How To Start Liking Whole Wheat And Multi-Grain Bread
Whole grain and multi-grain breads are healthier. You know that.
But do you still find yourself craving a soft, white loaf of bread?
Maybe you just wish for the sweet, white bread and suffer through the whole grain.
It doesn't need to be like that – you can learn to love whole wheat and multi-grain bread just as much as the white bread.
Why We Like White Bread So Much
To understand this, you have to look at the history of bread. Humans have made bread for thousands of years and it's been 100% whole grain, sourdough fermented bread. It took a long time to make, usually started the day before, if not longer.
It was rich, tasty, full of flavor. Most of the time, leftover bits of vegetables and fruits got mixed in.
It contained an abundance of vitamins, minerals, fiber, and it indeed was a staple of most people's diets because it was genuinely nutritious.
But, it did contain a bit of grittier particles. The rich were able to mill the grain finer to create smoother and soft bread.
That milling eventually removed the coarse bran altogether, leaving behind the white starch that created white bread.
This bread was much less nutritious, having almost no nutrition whatsoever. But, the rich often ate more meat and vegetables to compensate.
In the early 1900s, milling technology advanced, so producing white flour became cheap and reliable. The middle and lower classes gravitated towards this white flour to make white bread to mimic what the rich had.
But, this nutritionally deficient bread robbed people of many of the nutrients they needed to be healthy. People got sick from nutritional deficiencies. That's why all white commercial flour these days are required by law to have iron, thiamine, riboflavin, niacin, and folate added into it. It was the minimum amount necessary to avoid a crippled working population.
Whole grain bread faded from most people's lives.
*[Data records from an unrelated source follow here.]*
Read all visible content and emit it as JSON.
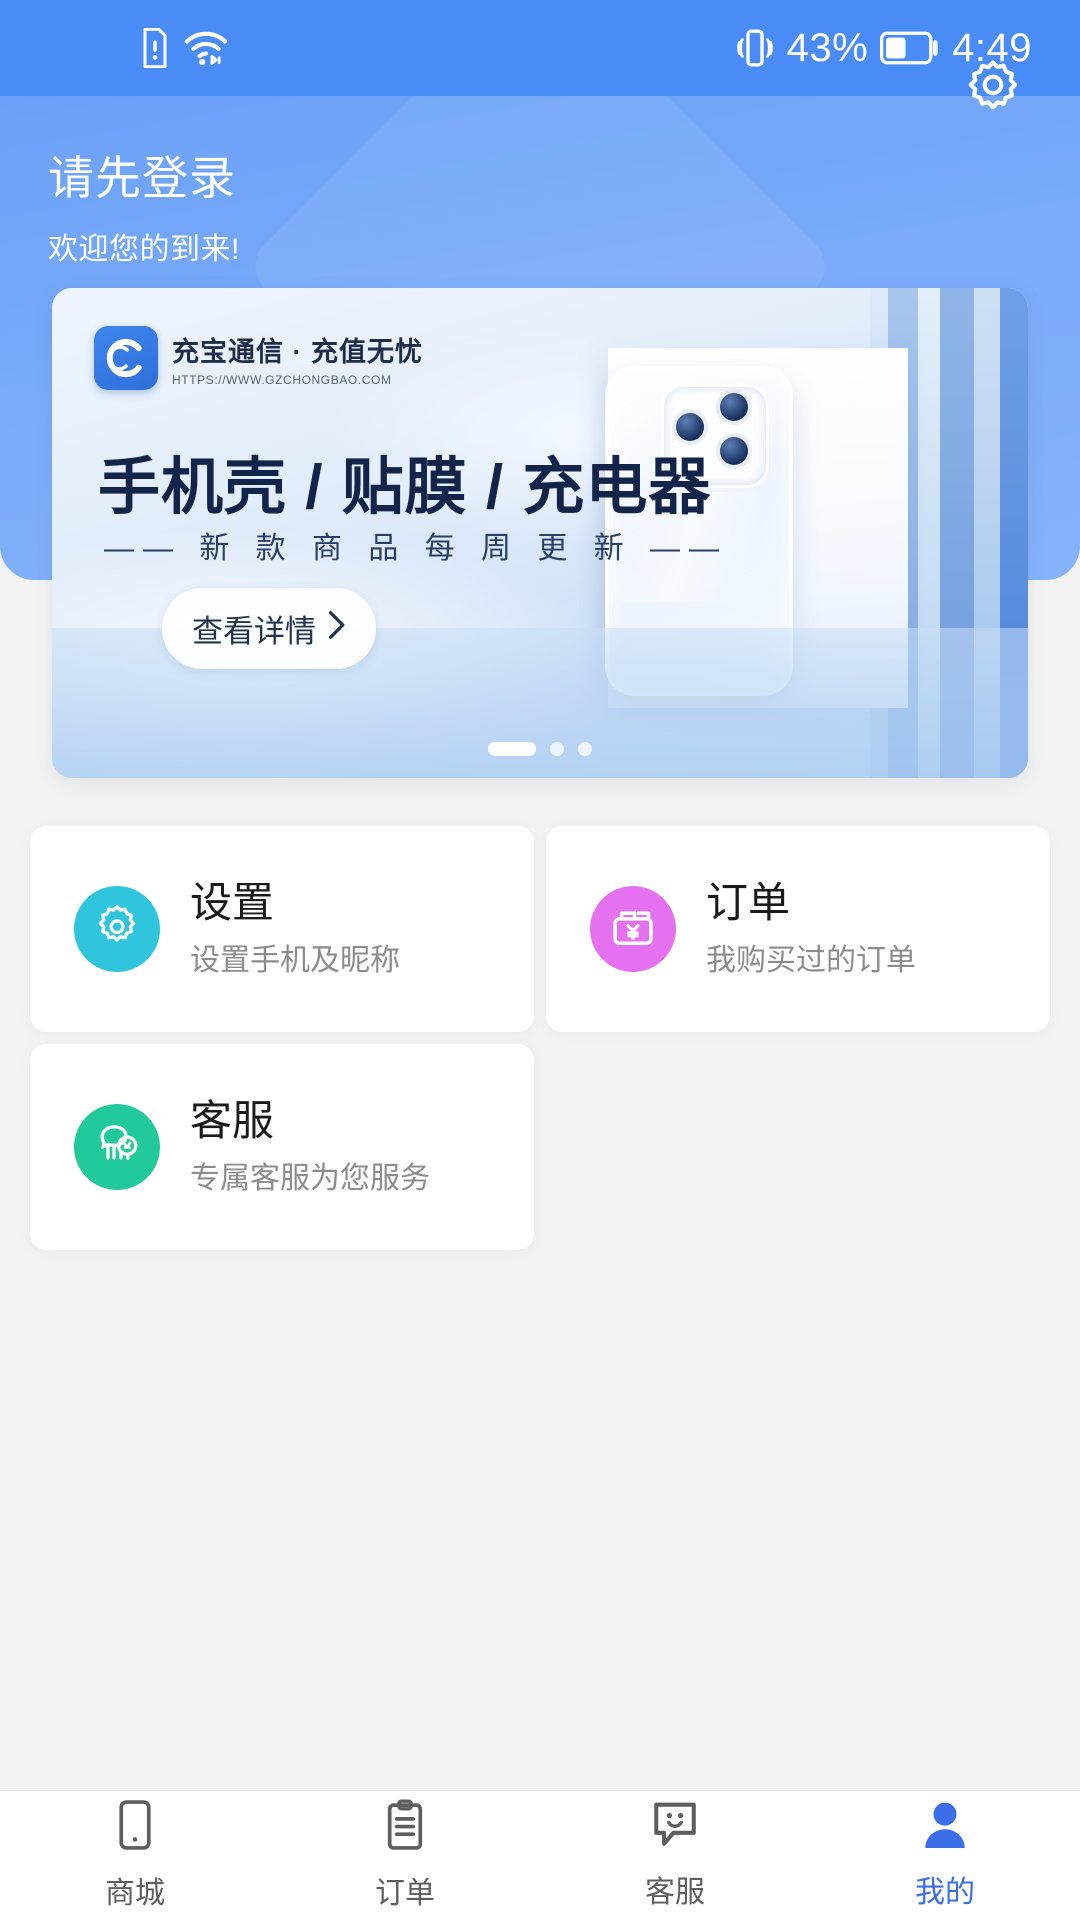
{
  "status_bar": {
    "left_icons": [
      "sim-alert-icon",
      "wifi-icon"
    ],
    "vibrate_icon": "vibrate-icon",
    "battery_percent": "43%",
    "battery_level": 43,
    "battery_icon": "battery-icon",
    "time": "4:49"
  },
  "header": {
    "title": "请先登录",
    "subtitle": "欢迎您的到来!",
    "settings_icon": "gear-icon",
    "bg_color": "#7aaaf9"
  },
  "banner": {
    "logo_letter": "C",
    "brand": "充宝通信 · 充值无忧",
    "url": "HTTPS://WWW.GZCHONGBAO.COM",
    "headline_parts": [
      "手机壳",
      "/",
      "贴膜",
      "/",
      "充电器"
    ],
    "headline": "手机壳 / 贴膜 / 充电器",
    "subhead": "—— 新 款 商 品  每 周 更 新 ——",
    "cta_label": "查看详情",
    "cta_icon": "chevron-right-icon",
    "dots_total": 3,
    "dots_active": 1
  },
  "cards": [
    {
      "icon": "gear-icon",
      "icon_color": "#2ec5dd",
      "title": "设置",
      "subtitle": "设置手机及昵称"
    },
    {
      "icon": "wallet-yen-icon",
      "icon_color": "#e570f0",
      "title": "订单",
      "subtitle": "我购买过的订单"
    },
    {
      "icon": "mascot-icon",
      "icon_color": "#22c99a",
      "title": "客服",
      "subtitle": "专属客服为您服务"
    }
  ],
  "tabbar": {
    "active_color": "#3a6ee8",
    "inactive_color": "#5e5e5e",
    "items": [
      {
        "label": "商城",
        "icon": "phone-icon",
        "active": false
      },
      {
        "label": "订单",
        "icon": "clipboard-icon",
        "active": false
      },
      {
        "label": "客服",
        "icon": "chat-smile-icon",
        "active": false
      },
      {
        "label": "我的",
        "icon": "person-icon",
        "active": true
      }
    ]
  }
}
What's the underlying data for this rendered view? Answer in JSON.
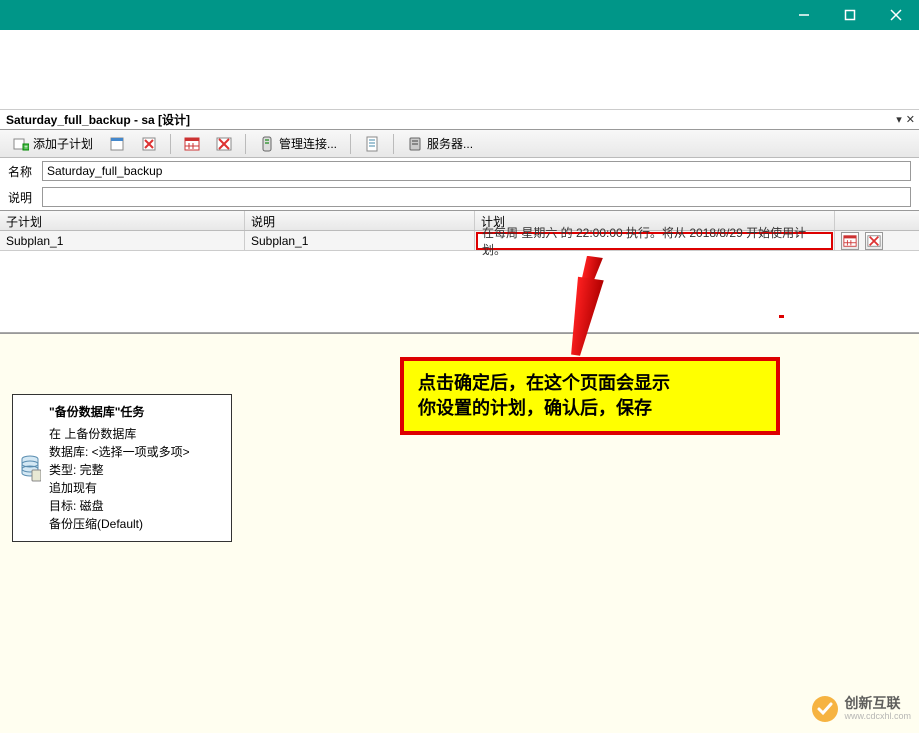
{
  "titlebar": {
    "minimize": "—",
    "maximize": "☐",
    "close": "✕"
  },
  "tab": {
    "title": "Saturday_full_backup - sa [设计]"
  },
  "toolbar": {
    "add_subplan": "添加子计划",
    "manage_conn": "管理连接...",
    "servers": "服务器..."
  },
  "form": {
    "name_label": "名称",
    "name_value": "Saturday_full_backup",
    "desc_label": "说明",
    "desc_value": ""
  },
  "grid": {
    "headers": {
      "subplan": "子计划",
      "desc": "说明",
      "plan": "计划"
    },
    "row": {
      "subplan": "Subplan_1",
      "desc": "Subplan_1",
      "schedule": "在每周 星期六 的 22:00:00 执行。将从 2018/8/29 开始使用计划。"
    }
  },
  "task_box": {
    "title": "\"备份数据库\"任务",
    "lines": [
      "在 上备份数据库",
      "数据库: <选择一项或多项>",
      "类型: 完整",
      "追加现有",
      "目标: 磁盘",
      "备份压缩(Default)"
    ]
  },
  "annotation": {
    "text_line1": "点击确定后，在这个页面会显示",
    "text_line2": "你设置的计划，确认后，保存"
  },
  "watermark": {
    "brand": "创新互联",
    "url": "www.cdcxhl.com"
  }
}
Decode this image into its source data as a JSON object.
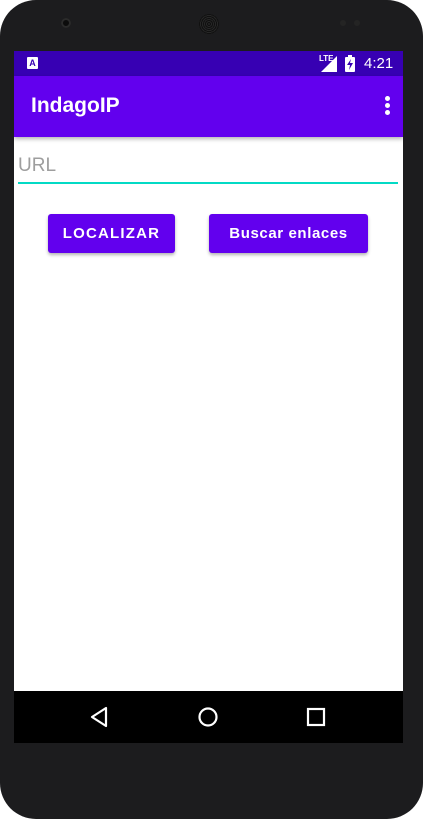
{
  "status_bar": {
    "notification_icon": "A",
    "network_label": "LTE",
    "time": "4:21"
  },
  "app_bar": {
    "title": "IndagoIP",
    "menu_icon": "more-vert-icon"
  },
  "url_input": {
    "placeholder": "URL",
    "value": ""
  },
  "buttons": {
    "localizar_label": "LOCALIZAR",
    "buscar_label": "Buscar enlaces"
  },
  "nav_bar": {
    "back_icon": "back-triangle-icon",
    "home_icon": "home-circle-icon",
    "recents_icon": "recents-square-icon"
  },
  "colors": {
    "primary": "#6200ee",
    "primary_dark": "#3700b3",
    "accent": "#03dac5"
  }
}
Now, every generation alive grew up eating white bread. It's a cultural habit now. You like white bread because you are used to eating white bread. The idea of what bread should be is white, fluffy, and soft.
And it's a bit sweeter. Made of 99% sugary starches, white bread has a sweetness that most people gravitate to.
What To Expect From Whole Wheat And Multi-Grain Bread
When you switch over to whole wheat and whole grain bread, many people expect the same sweetness, softness, and fluffiness they get out of white bread and whole-grain bread. That's why it causes so much disappointment.
The bran also is much richer, imparting more bitter and astringent flavors to the bread.
Overall, whole wheat and whole grain breads feel heavier, taste richer and thicker, and tend to have a grittier feeling as you chew it. The bran retains much more water and adds more weight and roughness.
And that's okay.
More small bakers are swinging to the long fermentation process of sourdough to overcome this. Sourdough adds more acidity and bite to the bread, bringing a whole new dimension of taste to it.
Sourdough also helps the bread to have a very crispy outer crust and a small, fluffy interior.
The different types of grains that make up whole wheat and multi-grain bread add other flavors. There will be several taste overtones of nuttiness, milkiness, acidity, and other flavorings as the grain content changes.
Many artisanal breads have fruit and vegetables mixed in, increasing the nutrition and different tastes you can get.
Taste Testing & Finding Your Favorites
Trying different loaves of bread is the best way to start learning what you like and how different many of them can be.
Know that the different whole grain and multi-grain breads will taste much different than your standard white bread. You will not find whole wheat or whole grain bread that's just like white bread.
When you start taste testing, don't be shy. If available, visit a local bakery to get fresh, high-quality bread. If not, choose freshly baked bread from your local grocery bakery section.
Whole grain bread goes bad fast because it has more nutritional value and fewer preservatives. You shouldn't expect it to last more than 2 or 3 days. If it lasts longer than that, you have a higher number of preservatives and chemicals.
And finally, keep trying different varieties. The taste will change depending on the baker, grain content, and baking style. You can find different varieties that meet your needs in many different places.
We hope you give whole wheat and multi-grain a better chance, knowing it will be richer and heavier than white bread. Then, you can save the white bread for special occasions.